Potemkin opens on a solid note, with “A Speculative Fiction” imagining a war between Canada and the U.S. No points for guessing who wins; Propagandhi hail from Winnipeg, and their national loyalty runs so deep they throw a Voivod quote into the insert to show solidarity. Things end on a high note as well: “Iteration” starts off with George W. Bush promising, “War crimes will be prosecuted” and “it will be no defense to say, ‘I was only following orders’” to the sound of canned laughter, before launching into another fictional narrative of a war-profiteering CEO sentenced to manual labor removing buried landmines. It’s a powerful scenario, complete with little details involving a rightfully vengeful foreman, but even here the song works better on the lyric sheet than on the speakers, where it ends with a wanky guitar solo that lets the story’s power dissipate.

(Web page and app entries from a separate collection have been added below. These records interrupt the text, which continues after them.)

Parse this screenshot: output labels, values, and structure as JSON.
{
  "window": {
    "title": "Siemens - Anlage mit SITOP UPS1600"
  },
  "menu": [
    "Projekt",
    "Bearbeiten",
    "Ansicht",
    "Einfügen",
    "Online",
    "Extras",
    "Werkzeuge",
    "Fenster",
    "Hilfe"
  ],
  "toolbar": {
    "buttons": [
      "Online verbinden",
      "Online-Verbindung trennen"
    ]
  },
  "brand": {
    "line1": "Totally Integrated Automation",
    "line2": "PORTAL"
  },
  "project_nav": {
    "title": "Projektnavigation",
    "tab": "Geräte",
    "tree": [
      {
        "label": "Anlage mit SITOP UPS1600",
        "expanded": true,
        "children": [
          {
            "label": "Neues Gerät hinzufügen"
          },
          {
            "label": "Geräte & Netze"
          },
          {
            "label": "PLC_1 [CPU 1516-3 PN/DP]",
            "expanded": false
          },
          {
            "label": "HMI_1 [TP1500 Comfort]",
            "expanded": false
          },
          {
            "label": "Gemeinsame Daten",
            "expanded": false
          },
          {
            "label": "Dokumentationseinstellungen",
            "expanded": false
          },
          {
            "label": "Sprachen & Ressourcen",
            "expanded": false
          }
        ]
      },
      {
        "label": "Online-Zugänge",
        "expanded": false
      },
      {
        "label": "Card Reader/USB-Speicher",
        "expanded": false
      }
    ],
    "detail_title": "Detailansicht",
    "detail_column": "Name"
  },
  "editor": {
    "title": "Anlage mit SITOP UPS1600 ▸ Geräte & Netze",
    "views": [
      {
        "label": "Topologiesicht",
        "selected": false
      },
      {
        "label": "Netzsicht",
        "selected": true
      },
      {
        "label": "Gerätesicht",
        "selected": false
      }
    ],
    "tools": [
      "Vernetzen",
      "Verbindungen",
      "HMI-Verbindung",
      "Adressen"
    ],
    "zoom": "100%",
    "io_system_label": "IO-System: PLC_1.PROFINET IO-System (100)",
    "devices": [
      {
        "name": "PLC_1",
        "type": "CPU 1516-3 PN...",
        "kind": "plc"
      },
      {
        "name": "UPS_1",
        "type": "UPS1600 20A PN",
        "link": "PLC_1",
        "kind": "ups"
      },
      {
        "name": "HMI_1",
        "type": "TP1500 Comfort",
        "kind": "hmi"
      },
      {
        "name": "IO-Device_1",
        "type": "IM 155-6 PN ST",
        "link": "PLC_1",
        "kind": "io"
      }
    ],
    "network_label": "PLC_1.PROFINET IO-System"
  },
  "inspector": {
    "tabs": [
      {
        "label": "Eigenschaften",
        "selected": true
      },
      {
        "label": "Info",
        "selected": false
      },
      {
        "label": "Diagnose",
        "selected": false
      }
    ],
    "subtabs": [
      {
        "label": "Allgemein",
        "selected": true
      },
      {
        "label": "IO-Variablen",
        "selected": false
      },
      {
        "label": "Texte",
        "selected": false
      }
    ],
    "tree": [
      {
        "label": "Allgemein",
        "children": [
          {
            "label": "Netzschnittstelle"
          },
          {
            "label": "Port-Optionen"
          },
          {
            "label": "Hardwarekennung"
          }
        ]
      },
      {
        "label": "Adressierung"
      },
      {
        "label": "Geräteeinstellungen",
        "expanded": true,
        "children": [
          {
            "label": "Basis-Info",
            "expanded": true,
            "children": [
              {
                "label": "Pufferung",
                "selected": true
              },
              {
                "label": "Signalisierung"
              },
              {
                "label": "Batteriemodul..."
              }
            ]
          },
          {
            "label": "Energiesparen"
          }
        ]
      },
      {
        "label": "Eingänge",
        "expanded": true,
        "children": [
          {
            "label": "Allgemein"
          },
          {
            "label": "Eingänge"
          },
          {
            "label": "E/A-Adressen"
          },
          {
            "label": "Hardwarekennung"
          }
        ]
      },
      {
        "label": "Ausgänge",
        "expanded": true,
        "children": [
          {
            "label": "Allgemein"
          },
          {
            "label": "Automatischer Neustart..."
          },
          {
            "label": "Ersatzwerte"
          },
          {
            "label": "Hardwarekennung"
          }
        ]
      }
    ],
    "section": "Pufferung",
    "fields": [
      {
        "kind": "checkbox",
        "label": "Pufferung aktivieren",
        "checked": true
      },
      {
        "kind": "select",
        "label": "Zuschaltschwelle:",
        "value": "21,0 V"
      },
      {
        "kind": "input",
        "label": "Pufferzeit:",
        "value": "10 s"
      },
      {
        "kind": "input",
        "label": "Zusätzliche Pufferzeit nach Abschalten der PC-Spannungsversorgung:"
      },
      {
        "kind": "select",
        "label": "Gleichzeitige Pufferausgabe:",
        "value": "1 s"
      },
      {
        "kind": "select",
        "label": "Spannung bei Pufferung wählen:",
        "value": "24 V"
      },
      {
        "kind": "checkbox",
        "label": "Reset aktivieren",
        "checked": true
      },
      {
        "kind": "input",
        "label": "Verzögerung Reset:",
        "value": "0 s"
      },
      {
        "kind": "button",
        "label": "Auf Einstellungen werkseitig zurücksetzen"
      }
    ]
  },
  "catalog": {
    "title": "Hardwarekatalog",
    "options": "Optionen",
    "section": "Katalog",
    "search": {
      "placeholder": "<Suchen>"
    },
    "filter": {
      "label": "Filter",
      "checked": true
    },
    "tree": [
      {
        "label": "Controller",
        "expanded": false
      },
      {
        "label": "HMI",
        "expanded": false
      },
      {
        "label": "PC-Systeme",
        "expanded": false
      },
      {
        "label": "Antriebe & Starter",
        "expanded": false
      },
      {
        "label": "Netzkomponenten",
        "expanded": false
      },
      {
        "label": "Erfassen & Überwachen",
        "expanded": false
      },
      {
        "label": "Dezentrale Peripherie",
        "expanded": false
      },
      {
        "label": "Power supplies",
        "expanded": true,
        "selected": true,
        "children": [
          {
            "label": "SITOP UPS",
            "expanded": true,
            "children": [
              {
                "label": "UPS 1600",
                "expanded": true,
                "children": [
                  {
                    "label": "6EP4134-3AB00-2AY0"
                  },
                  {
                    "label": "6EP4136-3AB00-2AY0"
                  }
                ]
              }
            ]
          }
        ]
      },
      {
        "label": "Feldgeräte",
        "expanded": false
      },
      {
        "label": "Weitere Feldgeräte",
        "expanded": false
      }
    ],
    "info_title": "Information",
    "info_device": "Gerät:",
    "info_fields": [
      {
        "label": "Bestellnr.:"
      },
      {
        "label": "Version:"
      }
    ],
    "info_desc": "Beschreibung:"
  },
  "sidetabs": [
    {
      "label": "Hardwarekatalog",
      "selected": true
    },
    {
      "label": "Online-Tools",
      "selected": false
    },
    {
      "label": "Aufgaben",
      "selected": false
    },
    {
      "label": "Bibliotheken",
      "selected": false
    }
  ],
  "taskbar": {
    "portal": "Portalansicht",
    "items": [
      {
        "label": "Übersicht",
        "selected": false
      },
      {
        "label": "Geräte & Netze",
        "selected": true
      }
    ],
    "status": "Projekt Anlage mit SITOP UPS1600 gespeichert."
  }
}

Bassist and vocalist Todd “the Rod” Kowalski seems to understand the doldrums inherent in four-minute mid-tempo punk, so he offers up the thirty-second “Superbowl Patriot XXXVI” to liven things up near the end, with screams of, “The (Presidential) Liar is in the house. Bono’s in the house! We’re doomed! Fucking doomed! Fucking doomed!” It alleviates the album’s monotony, but as track eleven of twelve, it comes too late (and the Rod’s earlier rave-up, “Impending Halfhead,” is a disastrous attempt at addressing adolescent sexual misfits that could barely justify its presence on a b-side). More typical is “Cut Into the Earth,” with bland environmental lyrics and a jazzy musical intro that sounds like something from a late-60s Miles Davis album. It’s nice to see that Propagandhi have got some technical virtuosity, but it doesn’t really lead anywhere, and like “Iteration” and several other songs on the album it’s graced with a few guitar solos that add nothing to its composition. “America’s Army (Die Jugend Marschiert)” offers an obvious comparison between the U.S. military and the Hitler Youth, and bloats it to nearly five minutes with gratuitous guitar riffage that sounds to me like a quote from Judas Priest’s “You’ve Got Another Thing Coming” followed by that damn Ataris “Boys of Summer” cover.
It’s commendable that Propagandhi are clearly not content to take a successful formula and repeat it like, well, most of the Fat Wreck roster. But experiment brings risk, and Potemkin City Limits shows a band stumbling and falling, no matter how many times I listen to it trying to force it to grow on me. The band’s politics are still astute, but they’ve forgotten that writing music requires methods different from writing manifestoes.
Reviewed by: Whitney Strub
Reviewed on: 2006-01-04